Hardware from an earlier generation
The latest iPhone or Macbook Air positively beckons to you when you walk into an Apple store or go to the web store. But I'll let you in on a little secret: if you buy a new, but generation-behind iPhone it is shiny too. It also comes with all the trim and wrapping. It smells and feels new. And it's cheaper.
Adopting the latest generation of tech often comes with hidden costs. For instance, if you like to have car and office chargers for your iPhone, buying the latest version would require you to replace your older ones. You'd also need a new protector case, if that's your thing. Switching from a Macbook or Macbook Pro to a Macbook Air would probably require you to buy a CD/DVD external drive (which doesn't come with the Air), a USB port (if you want to use several USB devices at once), and possibly some new connector dongles. Applecare can sometimes also be more expensive for new generation devices.

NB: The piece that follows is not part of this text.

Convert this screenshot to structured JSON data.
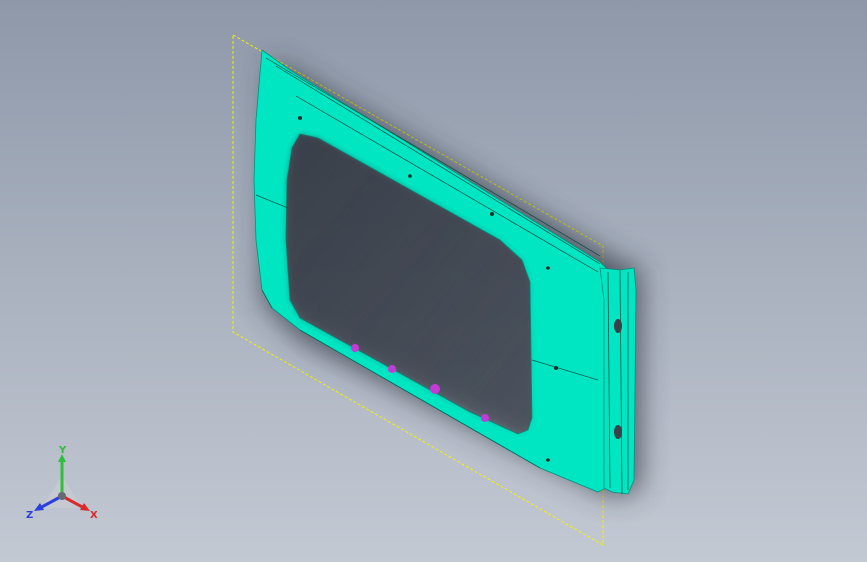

In addition to cost, there is also the question of need. We've reached a point where low-end processors and graphics chip sets/cards are all most people need in a laptop or phone. The one exception is RAM: more of it does make a difference in laptops. Thankfully, RAM is a whole lot cheaper than most other computer components so it's something to splurge on without breaking the bank.

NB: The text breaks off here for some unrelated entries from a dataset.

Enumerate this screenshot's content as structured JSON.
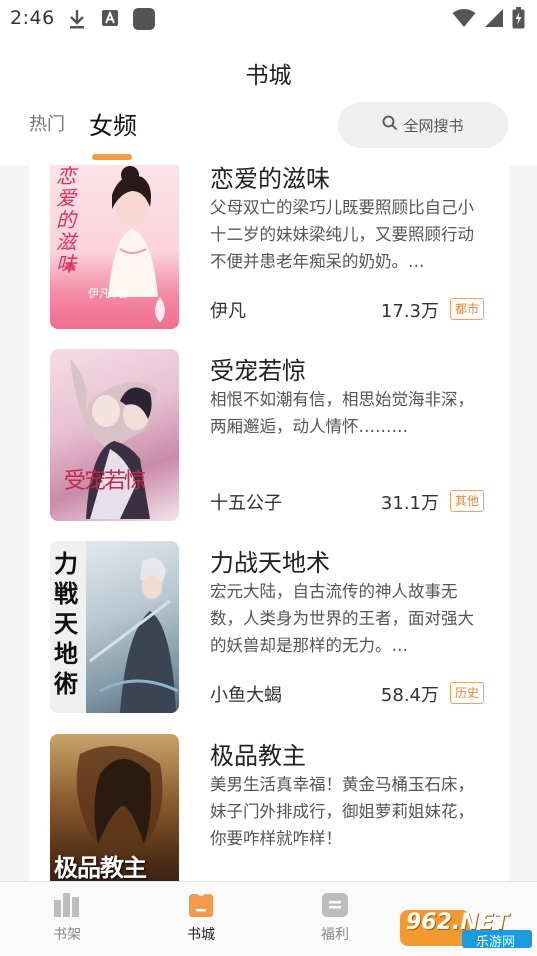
{
  "status_bar": {
    "time": "2:46"
  },
  "header": {
    "title": "书城",
    "tabs": [
      {
        "label": "热门"
      },
      {
        "label": "女频"
      }
    ],
    "search_label": "全网搜书"
  },
  "books": [
    {
      "title": "恋爱的滋味",
      "desc": "父母双亡的梁巧儿既要照顾比自己小十二岁的妹妹梁纯儿，又要照顾行动不便并患老年痴呆的奶奶。…",
      "author": "伊凡",
      "count": "17.3万",
      "tag": "都市",
      "cover_text": "恋爱的滋味",
      "cover_author": "伊凡 /著"
    },
    {
      "title": "受宠若惊",
      "desc": "相恨不如潮有信，相思始觉海非深，\n两厢邂逅，动人情怀………",
      "author": "十五公子",
      "count": "31.1万",
      "tag": "其他",
      "cover_text": "受宠若惊"
    },
    {
      "title": "力战天地术",
      "desc": "宏元大陆，自古流传的神人故事无数，人类身为世界的王者，面对强大的妖兽却是那样的无力。…",
      "author": "小鱼大蝎",
      "count": "58.4万",
      "tag": "历史",
      "cover_text": "力戦天地術"
    },
    {
      "title": "极品教主",
      "desc": "美男生活真幸福！黄金马桶玉石床，妹子门外排成行，御姐萝莉姐妹花，你要咋样就咋样！",
      "cover_text": "极品教主"
    }
  ],
  "bottom_nav": [
    {
      "label": "书架"
    },
    {
      "label": "书城"
    },
    {
      "label": "福利"
    }
  ],
  "watermark": {
    "text": "962.NET",
    "subtext": "乐游网"
  },
  "colors": {
    "accent": "#f3994a",
    "tag": "#e8863a"
  }
}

The costs for an iPad, iPhone, or Macbook Air mount really, really fast when you start to choose big hard drives. Having a 64 gb hard drive for your iPhone can be really convenient, but do you really need it?
I get by with the bare minimum storage space in my devices - including an 8gb iPhone and a 16gb iPad. Sure, I can only have a couple movies, half a season of a television show, and a thousand photos on my iPad at a time (alongside my apps). I also can't really have 1-2gb media-rich iBooks on there unless I take off a movie. But you know what, that's not a very big deal. It really isn't. All it requires is a bit of forethought before you get on a plane or go to visit some relatives so you can choose the media you want. Even if you have 128gb, you're still not going to be able to fit *all* your media on it - probably not even half of it - so you still face the problem of choosing what you want.
It's really not necessary to get a massive computer hard drive either. A 2 TB external hard drive can be had for $120 these days. Put your media on there and cycle what you need on to your actual computer. We're also getting a lot of our media via streaming these days (Netflix, Spotify, Flickr, etc.), so that renders big internal hard drives less necessary. Be sure to make a backup of your external media hard drive, however.
Not having the absolute latest and greatest technology can actually help to put you in the right mental space to work. Dealing with older hardware and mediocre software sometimes can remind you that you are a writer who happens to use (and, perhaps, to geek out over) technology - not a tech geek who happens to write.
[image courtesy of 401k2013]